At some point in my childhood I decided to Take Charge of my appearance. No more sweaty mud-stained corduroys. I began first with my hair.
For the formative years it was a straight (or slightly crooked) bowl cut. Standard fare for the late 70s and early 80s, like the saccharine and obnoxious redhead from Silver Spoons. (I think it was Danny Cooksey, who later transformed his heavy salad bowl into a professional mullet. But there was some other mop-headed brat. Come on Google…come ON!) Then I went to a Deutsch skinhead cut, which was great because you could wash your face AND your head with soap! No haircare products!

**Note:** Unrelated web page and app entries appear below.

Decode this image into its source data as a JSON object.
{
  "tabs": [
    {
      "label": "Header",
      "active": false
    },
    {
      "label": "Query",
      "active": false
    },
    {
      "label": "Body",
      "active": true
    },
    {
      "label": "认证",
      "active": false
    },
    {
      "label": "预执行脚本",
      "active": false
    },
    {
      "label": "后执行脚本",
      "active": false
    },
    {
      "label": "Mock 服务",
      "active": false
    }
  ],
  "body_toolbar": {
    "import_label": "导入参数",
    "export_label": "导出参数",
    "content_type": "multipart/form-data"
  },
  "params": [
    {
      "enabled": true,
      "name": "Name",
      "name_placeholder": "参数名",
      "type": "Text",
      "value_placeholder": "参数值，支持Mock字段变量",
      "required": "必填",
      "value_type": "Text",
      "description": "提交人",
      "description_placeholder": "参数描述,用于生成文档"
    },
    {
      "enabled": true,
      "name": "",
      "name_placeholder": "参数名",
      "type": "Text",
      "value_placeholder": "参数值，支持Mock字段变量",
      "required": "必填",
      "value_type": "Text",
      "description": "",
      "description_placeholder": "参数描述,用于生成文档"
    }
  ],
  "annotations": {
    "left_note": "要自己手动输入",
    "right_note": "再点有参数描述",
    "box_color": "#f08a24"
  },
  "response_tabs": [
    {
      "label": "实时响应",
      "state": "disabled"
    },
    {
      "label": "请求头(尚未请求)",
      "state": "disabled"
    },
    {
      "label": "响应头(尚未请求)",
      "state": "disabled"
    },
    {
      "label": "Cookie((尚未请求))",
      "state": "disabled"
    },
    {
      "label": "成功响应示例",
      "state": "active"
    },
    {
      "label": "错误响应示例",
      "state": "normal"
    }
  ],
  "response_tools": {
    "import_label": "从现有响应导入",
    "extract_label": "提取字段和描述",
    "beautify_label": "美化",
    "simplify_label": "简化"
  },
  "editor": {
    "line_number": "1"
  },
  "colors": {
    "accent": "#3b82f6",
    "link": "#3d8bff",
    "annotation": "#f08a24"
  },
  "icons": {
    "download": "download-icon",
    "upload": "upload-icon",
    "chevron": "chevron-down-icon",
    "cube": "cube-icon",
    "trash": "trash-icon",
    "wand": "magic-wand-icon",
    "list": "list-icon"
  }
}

Then came gel. Oh, the possibilities. For a while I had my hair combed straight forward with spokes pointing out at perfect horizontal, as if a hurricane wind was at my back. Then came tall spikes, which took a lot of gel and/or mousse and invited fascinated touching by classmates. Sadly, not enough girl classmates. Spikes begat pancake skater cut begat a long period of peace and prosperity with a conservative side part. Too conservative. Side part begat short tousled devil-may-care look begat whatever I have today.
My early inspirations included a junior high history teacher, Mr. Micheaux. He never smiled and had a sculpted white flat top that had likely not changed since he came back from Da Nang. Or Inchon. Or Normandy. Or Gettysburg. His flattop was a thing of beauty, swooping up in the front like the prow of a cutter. I imagine if he rapped his head against a tree trunk, wood chips would go flying.
So why the constant change d’coiffure? What better way to divert the eye from the face! Well actually it was that it could be done. Not often did it enter my mind whether it should. So in a position unsuitable to pass judgment on anyone else’s hair choices, I’ll leave you with some of the finer examples of hirsute artistry of the past thirty years: sexy mane, business in front/party in back, microphone cap, political helmet, power helmet, I cut it all by myself, and emo sheepdog.